:: Try it ::
From the entries provided below, copy each line that contains the word "header".

════════

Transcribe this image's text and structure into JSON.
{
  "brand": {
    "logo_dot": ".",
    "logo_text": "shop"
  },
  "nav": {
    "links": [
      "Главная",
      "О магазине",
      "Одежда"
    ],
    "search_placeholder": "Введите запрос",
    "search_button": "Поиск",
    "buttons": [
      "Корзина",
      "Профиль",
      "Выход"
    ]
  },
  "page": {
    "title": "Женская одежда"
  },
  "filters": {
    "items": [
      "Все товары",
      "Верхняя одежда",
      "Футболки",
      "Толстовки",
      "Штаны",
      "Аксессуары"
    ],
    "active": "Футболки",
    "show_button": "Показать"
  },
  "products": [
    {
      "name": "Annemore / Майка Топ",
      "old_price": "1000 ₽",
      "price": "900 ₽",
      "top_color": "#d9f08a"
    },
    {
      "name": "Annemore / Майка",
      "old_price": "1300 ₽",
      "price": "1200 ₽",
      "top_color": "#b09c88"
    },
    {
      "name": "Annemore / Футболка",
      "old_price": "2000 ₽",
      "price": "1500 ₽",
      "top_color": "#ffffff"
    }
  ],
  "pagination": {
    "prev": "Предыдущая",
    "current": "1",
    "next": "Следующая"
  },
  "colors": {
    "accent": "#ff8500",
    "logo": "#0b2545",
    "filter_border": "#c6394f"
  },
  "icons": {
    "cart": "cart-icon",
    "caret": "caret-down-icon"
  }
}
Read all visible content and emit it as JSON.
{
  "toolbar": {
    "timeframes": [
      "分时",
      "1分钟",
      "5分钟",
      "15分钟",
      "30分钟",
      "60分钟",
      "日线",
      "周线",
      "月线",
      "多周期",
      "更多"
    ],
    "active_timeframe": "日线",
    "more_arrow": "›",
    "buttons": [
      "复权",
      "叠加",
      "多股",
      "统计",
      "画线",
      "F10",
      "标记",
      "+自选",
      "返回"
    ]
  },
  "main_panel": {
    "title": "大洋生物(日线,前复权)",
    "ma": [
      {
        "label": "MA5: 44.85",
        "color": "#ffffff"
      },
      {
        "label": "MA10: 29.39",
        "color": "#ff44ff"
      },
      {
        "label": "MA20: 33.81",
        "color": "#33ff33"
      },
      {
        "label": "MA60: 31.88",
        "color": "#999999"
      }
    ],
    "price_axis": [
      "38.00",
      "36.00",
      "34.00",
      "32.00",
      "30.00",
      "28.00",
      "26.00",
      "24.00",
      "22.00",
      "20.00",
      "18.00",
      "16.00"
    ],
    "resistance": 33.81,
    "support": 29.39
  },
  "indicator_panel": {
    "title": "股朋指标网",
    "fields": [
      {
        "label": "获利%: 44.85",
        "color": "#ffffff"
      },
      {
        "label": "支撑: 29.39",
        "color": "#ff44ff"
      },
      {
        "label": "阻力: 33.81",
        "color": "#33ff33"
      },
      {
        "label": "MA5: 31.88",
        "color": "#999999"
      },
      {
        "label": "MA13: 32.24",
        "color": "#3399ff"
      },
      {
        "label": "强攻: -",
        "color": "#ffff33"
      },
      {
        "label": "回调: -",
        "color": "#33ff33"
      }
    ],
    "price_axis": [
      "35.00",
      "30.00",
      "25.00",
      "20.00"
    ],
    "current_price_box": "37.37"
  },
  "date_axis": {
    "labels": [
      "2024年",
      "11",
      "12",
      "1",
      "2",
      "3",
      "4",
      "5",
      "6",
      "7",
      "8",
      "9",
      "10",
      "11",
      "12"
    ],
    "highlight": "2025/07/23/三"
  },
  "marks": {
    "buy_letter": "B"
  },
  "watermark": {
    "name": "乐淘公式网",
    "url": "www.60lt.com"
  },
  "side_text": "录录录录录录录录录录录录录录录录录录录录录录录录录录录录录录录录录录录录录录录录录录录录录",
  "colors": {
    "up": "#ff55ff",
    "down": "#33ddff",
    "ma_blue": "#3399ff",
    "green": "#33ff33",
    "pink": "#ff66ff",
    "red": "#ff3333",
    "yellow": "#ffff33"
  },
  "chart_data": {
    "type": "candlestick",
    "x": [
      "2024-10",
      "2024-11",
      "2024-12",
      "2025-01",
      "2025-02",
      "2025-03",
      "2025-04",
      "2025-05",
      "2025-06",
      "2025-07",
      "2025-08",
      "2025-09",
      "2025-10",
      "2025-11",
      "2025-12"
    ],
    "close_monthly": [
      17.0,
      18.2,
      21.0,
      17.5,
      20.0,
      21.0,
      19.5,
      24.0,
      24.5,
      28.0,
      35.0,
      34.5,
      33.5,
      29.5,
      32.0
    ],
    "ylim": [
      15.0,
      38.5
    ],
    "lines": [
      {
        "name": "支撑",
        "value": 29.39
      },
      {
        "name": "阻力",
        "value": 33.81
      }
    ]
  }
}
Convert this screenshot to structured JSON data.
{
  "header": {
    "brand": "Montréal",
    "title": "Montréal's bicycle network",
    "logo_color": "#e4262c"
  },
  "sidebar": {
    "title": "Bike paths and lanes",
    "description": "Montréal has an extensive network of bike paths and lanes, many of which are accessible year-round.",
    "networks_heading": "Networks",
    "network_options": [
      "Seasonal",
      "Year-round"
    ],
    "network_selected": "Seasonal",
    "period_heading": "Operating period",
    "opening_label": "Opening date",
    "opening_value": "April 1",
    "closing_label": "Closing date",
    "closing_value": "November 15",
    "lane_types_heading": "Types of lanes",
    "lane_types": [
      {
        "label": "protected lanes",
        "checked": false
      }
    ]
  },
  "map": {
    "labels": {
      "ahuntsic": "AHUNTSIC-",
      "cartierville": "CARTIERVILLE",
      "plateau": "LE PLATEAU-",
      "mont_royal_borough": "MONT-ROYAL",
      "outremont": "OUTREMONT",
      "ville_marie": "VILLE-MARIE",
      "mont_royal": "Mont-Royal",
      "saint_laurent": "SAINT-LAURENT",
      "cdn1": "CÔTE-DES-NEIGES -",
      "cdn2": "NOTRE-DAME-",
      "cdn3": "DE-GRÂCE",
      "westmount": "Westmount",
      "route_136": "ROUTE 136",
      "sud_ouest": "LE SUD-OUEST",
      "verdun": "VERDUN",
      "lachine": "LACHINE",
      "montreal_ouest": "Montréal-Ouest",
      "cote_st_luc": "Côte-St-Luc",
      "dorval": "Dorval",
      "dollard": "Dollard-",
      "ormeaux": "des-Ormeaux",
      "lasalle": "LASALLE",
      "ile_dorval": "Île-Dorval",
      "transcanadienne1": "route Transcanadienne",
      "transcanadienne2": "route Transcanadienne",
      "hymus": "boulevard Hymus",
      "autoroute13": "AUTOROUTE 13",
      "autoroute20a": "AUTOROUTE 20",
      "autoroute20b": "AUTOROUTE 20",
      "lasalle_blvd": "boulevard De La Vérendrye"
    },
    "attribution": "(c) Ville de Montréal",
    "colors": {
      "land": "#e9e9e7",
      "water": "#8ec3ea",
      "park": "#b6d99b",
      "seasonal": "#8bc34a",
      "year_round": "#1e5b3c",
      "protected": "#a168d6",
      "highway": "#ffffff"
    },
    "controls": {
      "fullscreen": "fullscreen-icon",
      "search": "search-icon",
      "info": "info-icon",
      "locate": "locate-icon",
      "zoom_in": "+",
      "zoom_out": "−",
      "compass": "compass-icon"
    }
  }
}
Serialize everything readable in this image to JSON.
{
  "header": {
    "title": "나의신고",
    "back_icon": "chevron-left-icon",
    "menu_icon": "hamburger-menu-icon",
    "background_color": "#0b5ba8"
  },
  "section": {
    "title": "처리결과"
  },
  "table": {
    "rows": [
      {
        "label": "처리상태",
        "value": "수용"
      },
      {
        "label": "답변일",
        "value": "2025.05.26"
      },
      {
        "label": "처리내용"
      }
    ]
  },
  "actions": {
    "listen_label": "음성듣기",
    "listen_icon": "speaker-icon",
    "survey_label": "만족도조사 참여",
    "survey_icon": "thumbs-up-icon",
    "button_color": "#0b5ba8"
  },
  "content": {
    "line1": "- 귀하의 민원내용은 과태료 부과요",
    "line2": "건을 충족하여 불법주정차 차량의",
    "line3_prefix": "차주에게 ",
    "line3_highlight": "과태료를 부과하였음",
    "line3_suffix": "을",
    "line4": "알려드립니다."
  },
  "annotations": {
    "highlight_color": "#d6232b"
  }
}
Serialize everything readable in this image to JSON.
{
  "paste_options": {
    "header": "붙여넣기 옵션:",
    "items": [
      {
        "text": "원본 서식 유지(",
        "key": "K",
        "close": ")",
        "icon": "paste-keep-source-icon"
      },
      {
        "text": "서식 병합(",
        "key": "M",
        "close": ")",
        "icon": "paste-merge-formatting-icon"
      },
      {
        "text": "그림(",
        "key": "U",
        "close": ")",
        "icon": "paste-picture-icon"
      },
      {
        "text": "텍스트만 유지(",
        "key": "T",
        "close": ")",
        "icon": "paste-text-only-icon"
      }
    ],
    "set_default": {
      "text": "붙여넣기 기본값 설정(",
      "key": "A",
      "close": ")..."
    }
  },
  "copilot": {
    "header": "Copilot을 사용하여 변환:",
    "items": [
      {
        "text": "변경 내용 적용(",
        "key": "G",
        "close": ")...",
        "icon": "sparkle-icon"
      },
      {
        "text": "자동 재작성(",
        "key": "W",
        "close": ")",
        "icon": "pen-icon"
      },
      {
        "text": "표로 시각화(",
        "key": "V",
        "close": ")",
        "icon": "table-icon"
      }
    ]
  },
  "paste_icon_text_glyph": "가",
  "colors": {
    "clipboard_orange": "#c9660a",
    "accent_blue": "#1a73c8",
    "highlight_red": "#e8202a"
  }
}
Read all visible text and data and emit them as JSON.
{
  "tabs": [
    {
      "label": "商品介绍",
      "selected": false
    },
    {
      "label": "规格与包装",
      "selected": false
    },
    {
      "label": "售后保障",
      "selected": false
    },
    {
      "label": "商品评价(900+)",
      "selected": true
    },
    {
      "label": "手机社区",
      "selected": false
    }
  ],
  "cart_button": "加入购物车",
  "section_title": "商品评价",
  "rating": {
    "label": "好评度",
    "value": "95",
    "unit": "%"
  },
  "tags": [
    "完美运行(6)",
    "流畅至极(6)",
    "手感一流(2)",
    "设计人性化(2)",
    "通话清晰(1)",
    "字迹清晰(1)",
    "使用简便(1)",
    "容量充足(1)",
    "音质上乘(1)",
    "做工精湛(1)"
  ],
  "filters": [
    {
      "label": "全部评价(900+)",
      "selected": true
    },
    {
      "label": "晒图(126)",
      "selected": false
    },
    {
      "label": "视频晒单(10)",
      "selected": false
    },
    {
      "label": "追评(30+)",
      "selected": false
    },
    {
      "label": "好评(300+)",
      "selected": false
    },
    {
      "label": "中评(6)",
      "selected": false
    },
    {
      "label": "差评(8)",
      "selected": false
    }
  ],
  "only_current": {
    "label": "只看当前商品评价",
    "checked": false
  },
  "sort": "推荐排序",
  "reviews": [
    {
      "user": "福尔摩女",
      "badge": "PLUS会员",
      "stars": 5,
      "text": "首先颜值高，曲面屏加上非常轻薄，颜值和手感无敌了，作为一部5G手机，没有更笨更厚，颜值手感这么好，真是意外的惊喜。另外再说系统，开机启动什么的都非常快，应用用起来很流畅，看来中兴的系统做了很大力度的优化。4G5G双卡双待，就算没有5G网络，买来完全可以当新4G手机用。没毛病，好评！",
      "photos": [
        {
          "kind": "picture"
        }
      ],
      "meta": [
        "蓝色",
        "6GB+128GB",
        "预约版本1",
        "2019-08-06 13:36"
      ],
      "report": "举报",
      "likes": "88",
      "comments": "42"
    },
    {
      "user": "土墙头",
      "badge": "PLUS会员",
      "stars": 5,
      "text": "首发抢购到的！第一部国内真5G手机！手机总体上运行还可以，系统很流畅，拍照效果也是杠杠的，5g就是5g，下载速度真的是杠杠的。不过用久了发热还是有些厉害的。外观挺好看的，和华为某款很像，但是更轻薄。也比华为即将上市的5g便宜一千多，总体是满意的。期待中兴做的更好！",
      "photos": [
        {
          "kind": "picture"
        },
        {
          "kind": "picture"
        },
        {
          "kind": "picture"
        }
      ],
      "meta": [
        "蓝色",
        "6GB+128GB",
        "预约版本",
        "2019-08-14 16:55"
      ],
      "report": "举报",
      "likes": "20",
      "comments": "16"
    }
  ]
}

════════

:: Solution ::
  "header": {
  "header": {
    "header": "붙여넣기 옵션:",
    "header": "Copilot을 사용하여 변환:",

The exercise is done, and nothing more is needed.